Civil rights groups filed a federal lawsuit Wednesday challenging West Virginia’s new anti-trans sports law, arguing that the measure banning transgender girls and women from participating in school sports unconstitutionally “discriminates on the basis of sex and transgender status.”
The lawsuit challenges a measure that prohibits transgender girls and women in the state from competing on sports teams at “any public secondary school or state institution of higher education.” West Virginia GOP Gov. Jim Justice signed the legislation into law last month, approving a measure that joins an unprecedented number of state bills advanced by a host of Republican-controlled legislatures around the country this year seeking to impose restrictions on the lives of transgender Americans.
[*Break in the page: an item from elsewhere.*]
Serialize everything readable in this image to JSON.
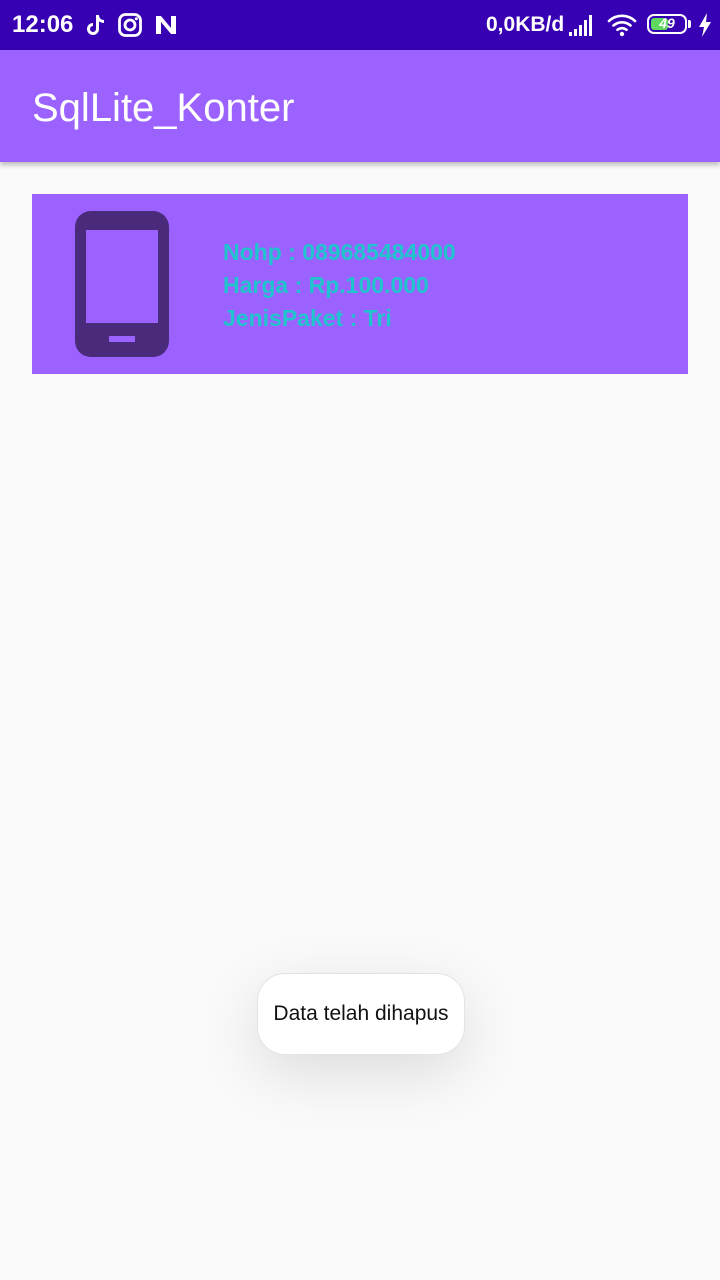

The American Civil Liberties Union of West Virginia, LGBTQ advocacy group Lambda Legal and Cooley LLP brought the lawsuit on behalf of 11-year-old Becky Pepper-Jackson in the Southern District of West Virginia.
Pepper-Jackson, who will start middle school in the fall and was on the cheerleading team in elementary school, “wants to continue playing sports in middle school by participating on the girls’ cross country and track teams,” according to the lawsuit.
In light of the law, without court intervention, Pepper-Jackson will be denied the opportunity to continue playing sports in middle school “simply because she is transgender,” the lawsuit states.
Many legislators nationwide have argued that allowing transgender athletes to compete raises issues over fairness in athletics.
Pepper-Jackson is referred to in the lawsuit as B.P.J., but is named and quoted in an ACLU press release.
“I just want to run, I come from a family of runners,” said Pepper-Jackson. “I know how hurtful a law like this is to all kids like me who just want to play sports with their classmates, and I’m doing this for them. Trans kids deserve better.”
Wednesday’s lawsuit comes a day after the ACLU sued Arkansas in an effort to block enforcement of a recently passed law that prohibits physicians in the state from providing gender-affirming treatment for trans youth, arguing it violates the Constitution and will have “devastating consequences” for members of the community.
The West Virginia lawsuit seeks declaratory and injunctive relief to allow Pepper-Jackson “to experience the benefits of athletic participation consistent with her gender identity and without being singled out from other girls for different treatment simply because she is transgender.”
“We look forward to showing in court that this law should be enjoined as unlawful and that Becky should have the same opportunity to play sports as any other child,” said Kathleen Hartnett of Cooley LLP.